This laterality, he emphasizes, is not especially neat. There is no evidence that the left side of the brain--the side responsible in right-handed people for linear thinking--dominates and represses the intuitive impulses in the right hemisphere.
Psycho-Neuro-Astrology is Coren's term for the fad of "right-brain" or "two-mind" theories. Referring to the path-breaking experiments on epileptics to determine the different functions of the brain's hemispheres, Coren points out that these experiments did not find that one hemisphere dominated the other. Coren blames sloppy journalists for reducing the scientific reports on laterality to pop science, dividing the world into "left-brainers"--emotionless automatons doing physics and practicing law--and "right-brainers,"--intuitive, creative and hopelessly inarticulate artists.
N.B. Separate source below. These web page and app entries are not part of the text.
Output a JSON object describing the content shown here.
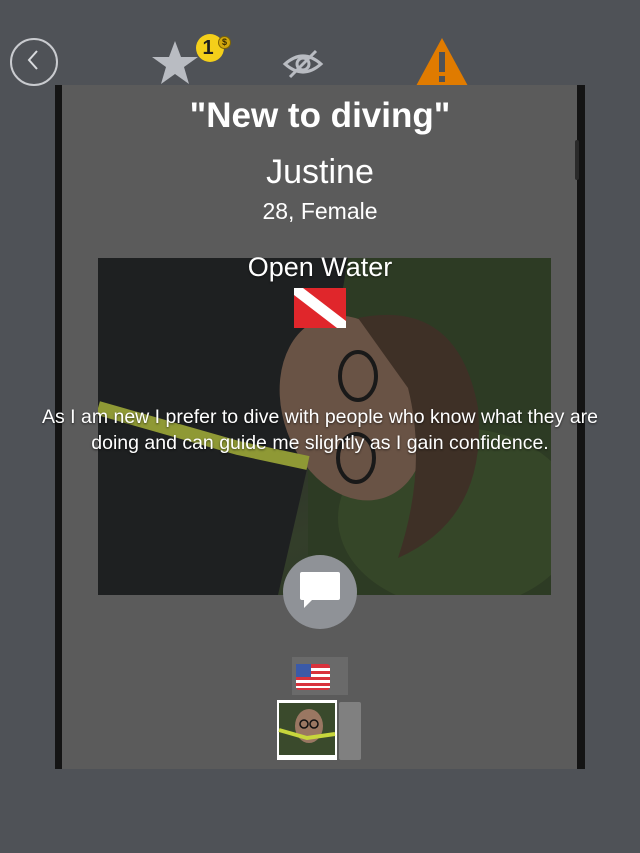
{
  "toolbar": {
    "back_icon": "chevron-left-icon",
    "favorite_icon": "star-icon",
    "coin_count": "1",
    "coin_symbol": "$",
    "hide_icon": "eye-slash-icon",
    "report_icon": "warning-icon"
  },
  "profile": {
    "headline": "\"New to diving\"",
    "name": "Justine",
    "age_gender": "28, Female",
    "certification": "Open Water",
    "bio": "As I am new I prefer to dive with people who know what they are doing and can guide me slightly as I gain confidence."
  },
  "actions": {
    "chat_icon": "chat-bubble-icon"
  },
  "languages": [
    "us-flag-icon"
  ],
  "colors": {
    "background": "#4f5257",
    "card": "#5b5b5b",
    "warning": "#e07b00",
    "badge": "#f4cf1a",
    "dive_flag_red": "#e0262b"
  }
}
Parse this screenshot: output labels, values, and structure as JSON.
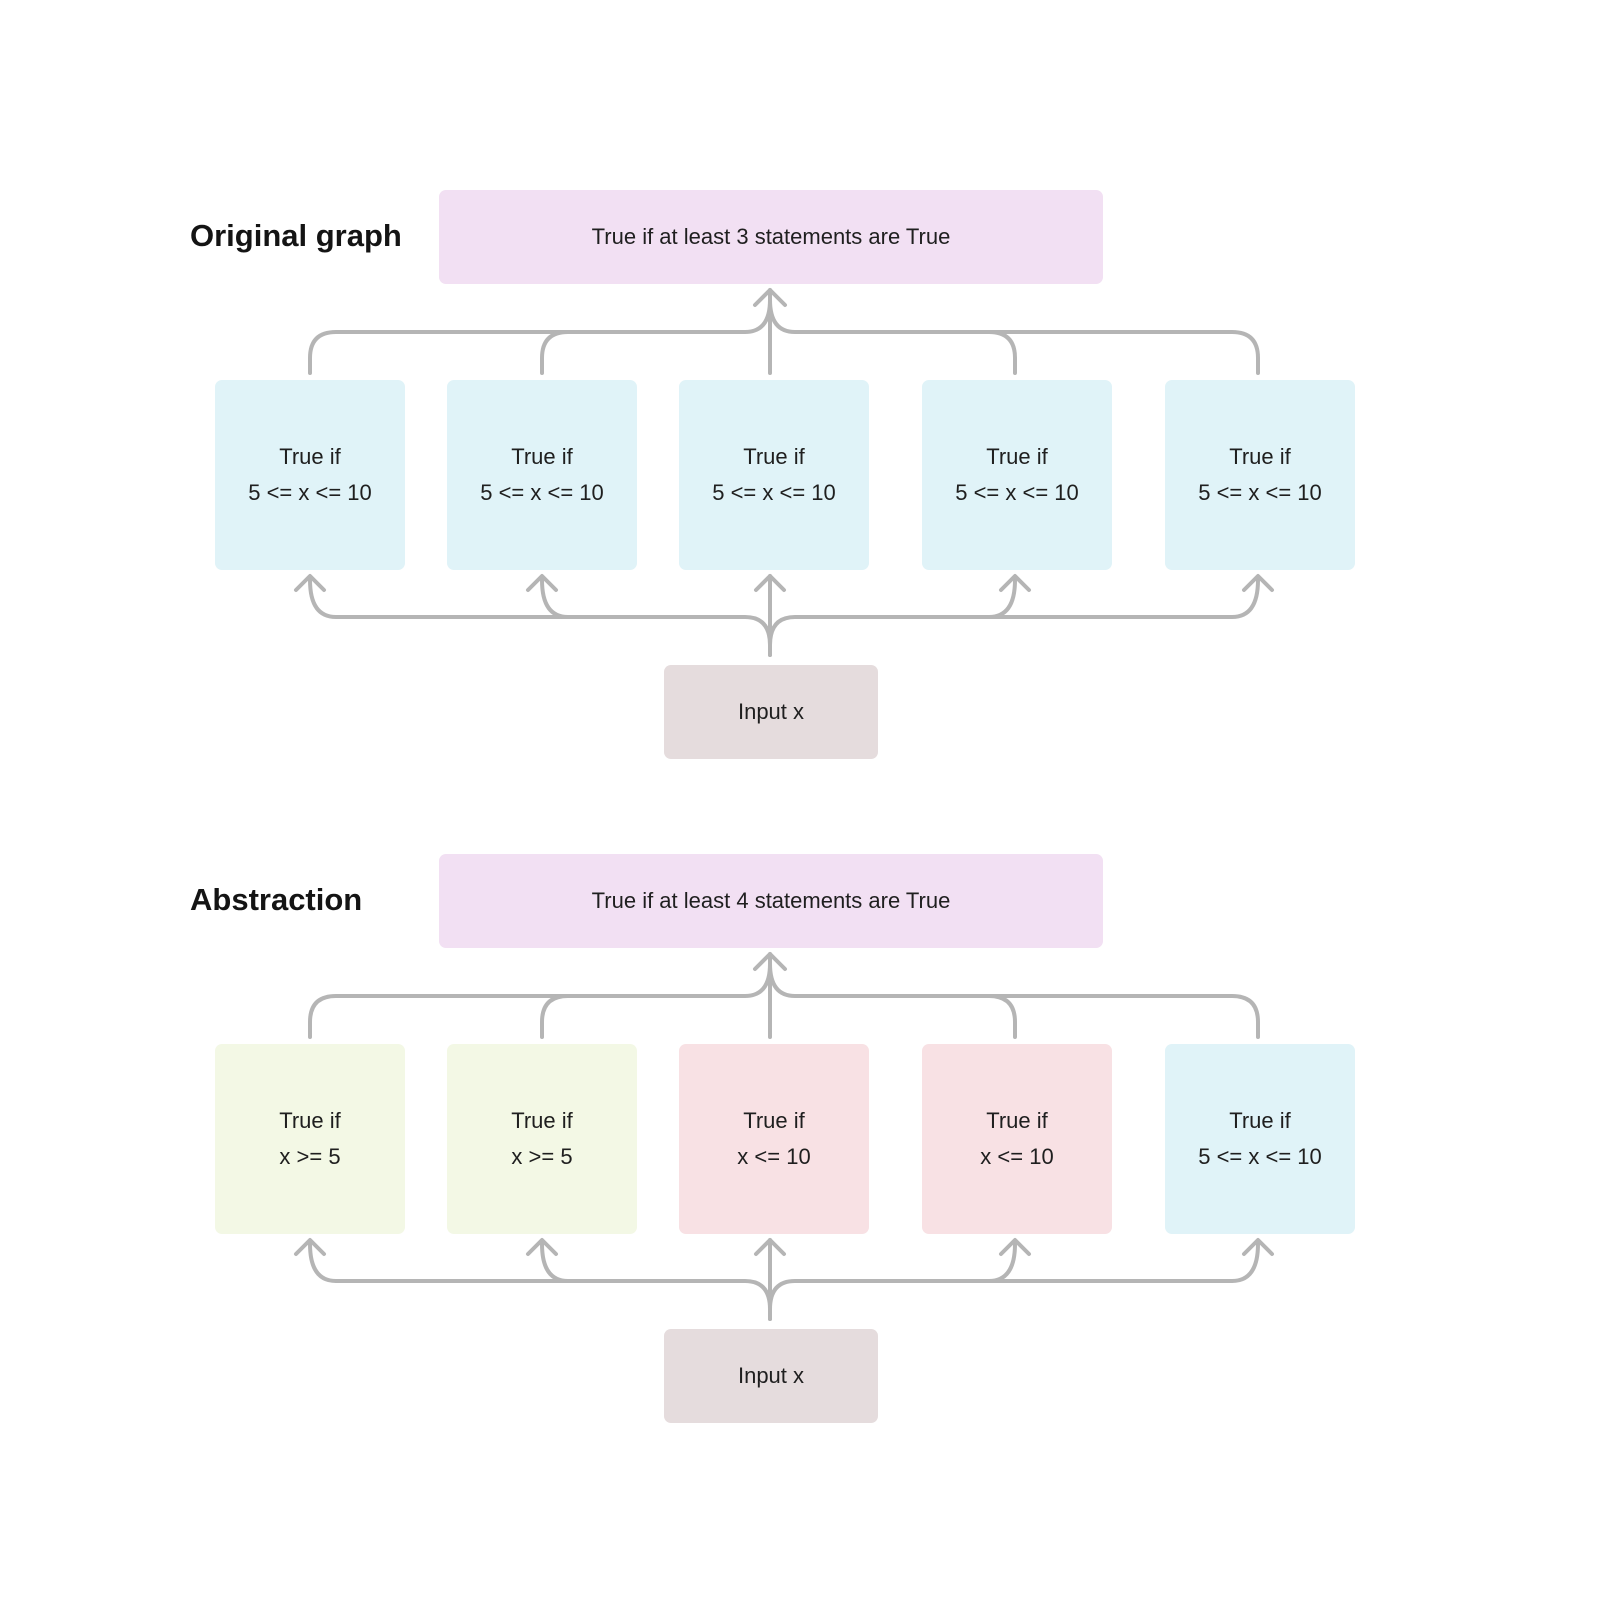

He recounts the print odyssey of Doreen Kimura, a psychologist at the University of Western Ontario in London, Ontario, who told a scientific symposium that melodies heard by the left ear were more easily recognized than those heard by the right. Kimura concluded that the right hemisphere processes music faster than the left, that "the recognition of melodies is better in the right hemisphere."
The first newspaper account in the New York Times announced: "Musical ability controlled by right brain." The story was then picked up by a syndicate that added: a "London psychologist, Dr. Doreen Kimura, claims that musicians are right-brained." And after a few months Kimura surfaced again, this time in a magazine article that described Kimura as "an English psychologist who has finally explained why so many great musicians are left-handed."
But are the brains of artists somehow wired differently? Coren reports how researchers decided to investigate by hooking up EEGs to the skulls of lawyers (notoriously left-brained) and sculptors (likewise right-brained). They found the same patterns of electrical activity distributed over the two hemispheres in each group.
This is not to say that left-handers' brains work just like right-handers'. The pathology that may account for left-handedness also seems to enhance math and imaging skills and to heighten susceptibility to allergies and other autoimmune diseases.
This heightened susceptibility may explain a puzzling demographic blip: the gradual disappearance of left-handers in older age groups. The evidence is damning: Lefties die younger. They may succumb to the stress of living in a lopsided world or from autoimmune diseases. Many die in accidents resulting from maladaptation to right-handed technology.
Coren concludes with a spirited call to arms against "handism." He urges lefties to organize, to emerge from their cloak of invisibility by insisting that handedness be noted on medical records and drivers' licenses, and that society make concessions (e.g. new machinery design) to their sinistrality.
Although right-handed, Coren has a soft spot for lefties. More than once in this rich account of the history, anthropology and neurobiology of handedness he reminds us that left-handers are a desirable variation from the norm. They figure disproportionately among the gifted, running the gamut from Leonardo to Lewis Carroll, Benjamin Franklin to Ronald Reagan.
Next: Jonathan Kirsch reviews "Stolen Continents" by Ronald Wright (Houghton Mifflin).